**Exercise description**
Search the entries for the word "پایه" and copy each line that has it.

**Material provided**

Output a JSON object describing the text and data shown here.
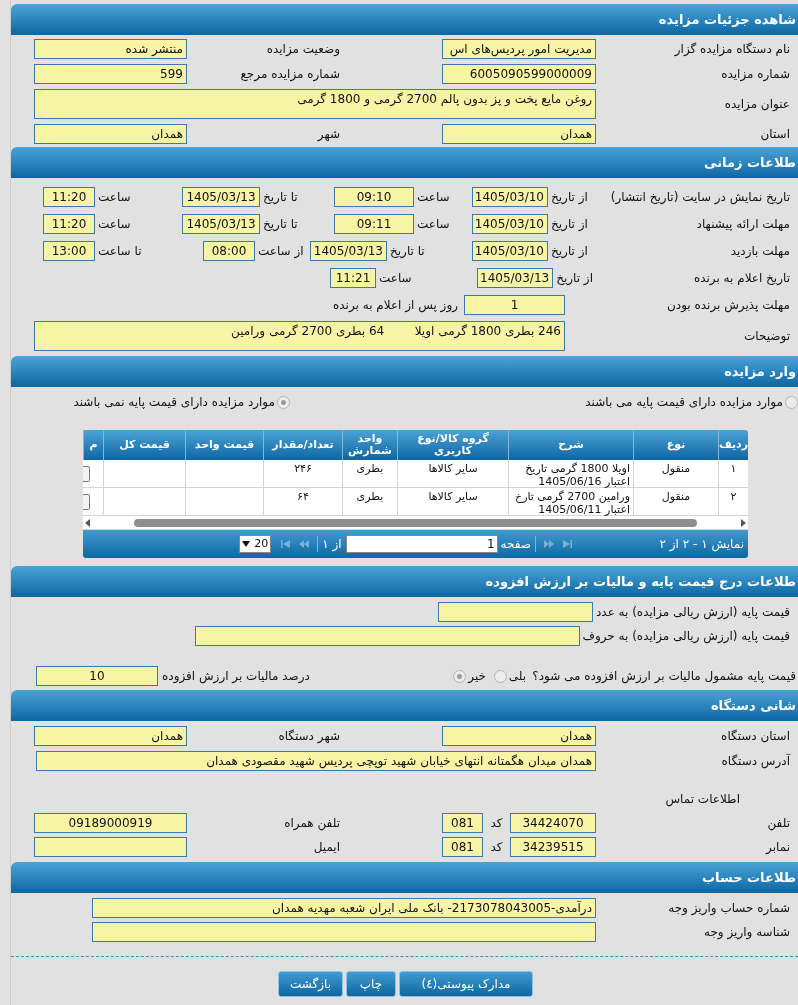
{
  "details": {
    "title": "شاهده جزئیات مزایده",
    "rows": [
      [
        {
          "label": "نام دستگاه مزایده گزار",
          "value": "مدیریت امور پردیس‌های اس",
          "kind": "line"
        },
        {
          "label": "وضعیت مزایده",
          "value": "منتشر شده",
          "kind": "line"
        }
      ],
      [
        {
          "label": "شماره مزایده",
          "value": "6005090599000009",
          "kind": "line"
        },
        {
          "label": "شماره مزایده مرجع",
          "value": "599",
          "kind": "line"
        }
      ],
      [
        {
          "label": "عنوان مزایده",
          "value": "روغن مایع پخت و پز بدون پالم 2700 گرمی و 1800 گرمی",
          "kind": "multiline"
        }
      ],
      [
        {
          "label": "استان",
          "value": "همدان",
          "kind": "line"
        },
        {
          "label": "شهر",
          "value": "همدان",
          "kind": "line"
        }
      ]
    ]
  },
  "timing": {
    "title": "طلاعات زمانی",
    "rows": [
      {
        "kind": "schedule",
        "label": "تاریخ نمایش در سایت (تاریخ انتشار)",
        "parts": [
          {
            "label": "از تاریخ",
            "value": "1405/03/10"
          },
          {
            "label": "ساعت",
            "value": "09:10"
          },
          {
            "label": "تا تاریخ",
            "value": "1405/03/13"
          },
          {
            "label": "ساعت",
            "value": "11:20"
          }
        ]
      },
      {
        "kind": "schedule",
        "label": "مهلت ارائه پیشنهاد",
        "parts": [
          {
            "label": "از تاریخ",
            "value": "1405/03/10"
          },
          {
            "label": "ساعت",
            "value": "09:11"
          },
          {
            "label": "تا تاریخ",
            "value": "1405/03/13"
          },
          {
            "label": "ساعت",
            "value": "11:20"
          }
        ]
      },
      {
        "kind": "schedule",
        "label": "مهلت بازدید",
        "parts": [
          {
            "label": "از تاریخ",
            "value": "1405/03/10"
          },
          {
            "label": "تا تاریخ",
            "value": "1405/03/13"
          },
          {
            "label": "از ساعت",
            "value": "08:00"
          },
          {
            "label": "تا ساعت",
            "value": "13:00"
          }
        ]
      },
      {
        "kind": "schedule",
        "label": "تاریخ اعلام به برنده",
        "parts": [
          {
            "label": "از تاریخ",
            "value": "1405/03/13"
          },
          {
            "label": "ساعت",
            "value": "11:21"
          }
        ]
      },
      {
        "kind": "days",
        "label": "مهلت پذیرش برنده بودن",
        "value": "1",
        "suffix": "روز پس از اعلام به برنده"
      },
      {
        "kind": "notes",
        "label": "توضیحات",
        "value": "246 بطری 1800 گرمی اویلا        64 بطری 2700 گرمی ورامین"
      }
    ]
  },
  "items": {
    "title": "وارد مزایده",
    "radios": [
      {
        "label": "موارد مزایده دارای قیمت پایه می باشند",
        "selected": false,
        "disabled": true
      },
      {
        "label": "موارد مزایده دارای قیمت پایه نمی باشند",
        "selected": true,
        "disabled": true
      }
    ],
    "table": {
      "columns": [
        "ردیف",
        "نوع",
        "شرح",
        "گروه کالا/نوع کاربری",
        "واحد شمارش",
        "تعداد/مقدار",
        "قیمت واحد",
        "قیمت کل",
        "م"
      ],
      "rows": [
        {
          "cells": [
            "۱",
            "منقول",
            "اویلا 1800 گرمی تاریخ اعتبار 1405/06/16",
            "سایر کالاها",
            "بطری",
            "۲۴۶"
          ]
        },
        {
          "cells": [
            "۲",
            "منقول",
            "ورامین 2700 گرمی تارخ اعتبار 1405/06/11",
            "سایر کالاها",
            "بطری",
            "۶۴"
          ]
        }
      ]
    },
    "pager": {
      "summary": "نمایش ۱ - ۲ از ۲",
      "page_label": "صفحه",
      "page": "1",
      "page_count": "از ۱",
      "page_size": "20"
    }
  },
  "tax": {
    "title": "طلاعات درج قیمت پایه و مالیات بر ارزش افزوده",
    "base_price_number": {
      "label": "قیمت پایه (ارزش ریالی مزایده) به عدد"
    },
    "base_price_words": {
      "label": "قیمت پایه (ارزش ریالی مزایده) به حروف"
    },
    "vat_question": {
      "label": "قیمت پایه مشمول مالیات بر ارزش افزوده می شود؟",
      "options": [
        {
          "label": "بلی",
          "selected": false,
          "disabled": true
        },
        {
          "label": "خیر",
          "selected": true,
          "disabled": true
        }
      ]
    },
    "vat_percent": {
      "label": "درصد مالیات بر ارزش افزوده",
      "value": "10"
    }
  },
  "device": {
    "title": "شانی دستگاه",
    "rows": [
      [
        {
          "label": "استان دستگاه",
          "value": "همدان"
        },
        {
          "label": "شهر دستگاه",
          "value": "همدان"
        }
      ],
      [
        {
          "label": "آدرس دستگاه",
          "value": "همدان میدان هگمتانه انتهای خیابان شهید توپچی پردیس شهید مقصودی همدان"
        }
      ]
    ],
    "contact_title": "اطلاعات تماس",
    "contact_rows": [
      {
        "phone": {
          "label": "تلفن",
          "value": "34424070",
          "code_label": "کد",
          "code": "081"
        },
        "other": {
          "label": "تلفن همراه",
          "value": "09189000919"
        }
      },
      {
        "phone": {
          "label": "نمابر",
          "value": "34239515",
          "code_label": "کد",
          "code": "081"
        },
        "other": {
          "label": "ایمیل"
        }
      }
    ]
  },
  "account": {
    "title": "طلاعات حساب",
    "fields": [
      {
        "label": "شماره حساب واریز وجه",
        "value": "درآمدی-2173078043005- بانک ملی ایران شعبه مهدیه همدان"
      },
      {
        "label": "شناسه واریز وجه"
      }
    ]
  },
  "buttons": [
    {
      "label": "مدارک پیوستی(٤)"
    },
    {
      "label": "چاپ"
    },
    {
      "label": "بازگشت"
    }
  ]
}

**Exercise response**
        "label": "موارد مزایده دارای قیمت پایه می باشند",
        "label": "موارد مزایده دارای قیمت پایه نمی باشند",
    "title": "طلاعات درج قیمت پایه و مالیات بر ارزش افزوده",
      "label": "قیمت پایه (ارزش ریالی مزایده) به عدد"
      "label": "قیمت پایه (ارزش ریالی مزایده) به حروف"
      "label": "قیمت پایه مشمول مالیات بر ارزش افزوده می شود؟",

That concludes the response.